__EXERCISE BRIEF__. The entries must be repeated verbatim, and their images left out.

(Saved data entries)
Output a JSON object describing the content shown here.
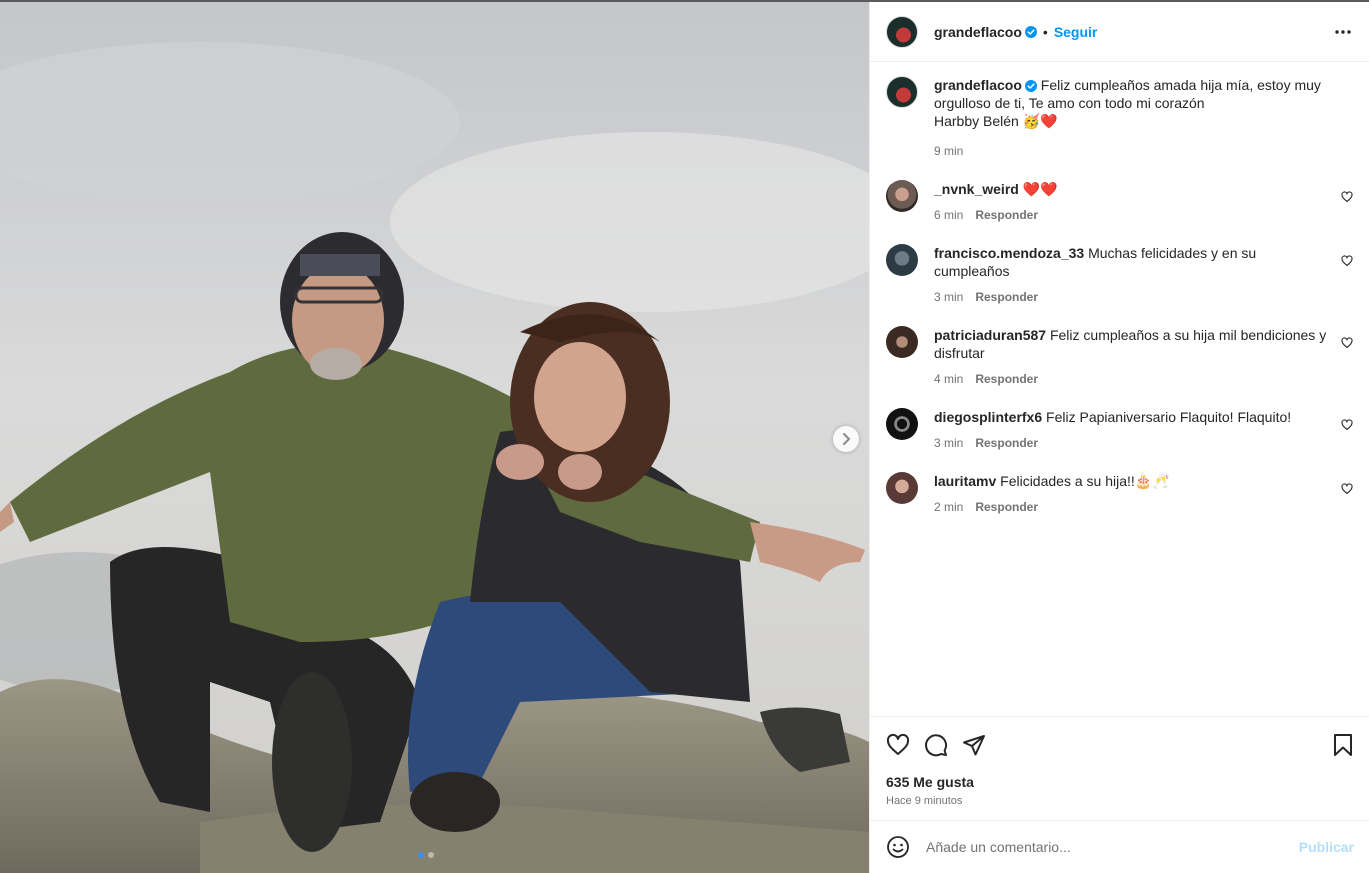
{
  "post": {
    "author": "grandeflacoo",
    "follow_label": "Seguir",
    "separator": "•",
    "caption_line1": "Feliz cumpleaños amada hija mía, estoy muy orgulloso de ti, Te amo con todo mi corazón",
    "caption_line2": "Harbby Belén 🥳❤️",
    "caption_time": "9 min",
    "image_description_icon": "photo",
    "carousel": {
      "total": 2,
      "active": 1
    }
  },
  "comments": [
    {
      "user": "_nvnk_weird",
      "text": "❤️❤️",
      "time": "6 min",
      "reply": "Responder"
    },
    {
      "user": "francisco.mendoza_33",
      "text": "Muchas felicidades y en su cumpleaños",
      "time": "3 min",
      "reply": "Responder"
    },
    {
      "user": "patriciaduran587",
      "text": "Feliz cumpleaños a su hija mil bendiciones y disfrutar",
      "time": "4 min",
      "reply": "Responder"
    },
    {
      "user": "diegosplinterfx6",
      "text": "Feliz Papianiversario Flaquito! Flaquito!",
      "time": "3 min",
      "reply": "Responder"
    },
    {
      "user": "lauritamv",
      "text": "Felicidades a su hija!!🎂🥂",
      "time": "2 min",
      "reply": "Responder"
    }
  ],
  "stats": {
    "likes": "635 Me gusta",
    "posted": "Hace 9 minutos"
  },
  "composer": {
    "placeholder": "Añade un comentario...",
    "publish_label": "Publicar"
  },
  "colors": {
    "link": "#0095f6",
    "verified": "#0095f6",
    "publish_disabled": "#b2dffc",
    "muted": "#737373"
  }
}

__EXERCISE SOLUTION__.
Output a JSON object describing the content shown here.
{
  "post": {
    "author": "grandeflacoo",
    "follow_label": "Seguir",
    "separator": "•",
    "caption_line1": "Feliz cumpleaños amada hija mía, estoy muy orgulloso de ti, Te amo con todo mi corazón",
    "caption_line2": "Harbby Belén 🥳❤️",
    "caption_time": "9 min",
    "image_description_icon": "photo",
    "carousel": {
      "total": 2,
      "active": 1
    }
  },
  "comments": [
    {
      "user": "_nvnk_weird",
      "text": "❤️❤️",
      "time": "6 min",
      "reply": "Responder"
    },
    {
      "user": "francisco.mendoza_33",
      "text": "Muchas felicidades y en su cumpleaños",
      "time": "3 min",
      "reply": "Responder"
    },
    {
      "user": "patriciaduran587",
      "text": "Feliz cumpleaños a su hija mil bendiciones y disfrutar",
      "time": "4 min",
      "reply": "Responder"
    },
    {
      "user": "diegosplinterfx6",
      "text": "Feliz Papianiversario Flaquito! Flaquito!",
      "time": "3 min",
      "reply": "Responder"
    },
    {
      "user": "lauritamv",
      "text": "Felicidades a su hija!!🎂🥂",
      "time": "2 min",
      "reply": "Responder"
    }
  ],
  "stats": {
    "likes": "635 Me gusta",
    "posted": "Hace 9 minutos"
  },
  "composer": {
    "placeholder": "Añade un comentario...",
    "publish_label": "Publicar"
  },
  "colors": {
    "link": "#0095f6",
    "verified": "#0095f6",
    "publish_disabled": "#b2dffc",
    "muted": "#737373"
  }
}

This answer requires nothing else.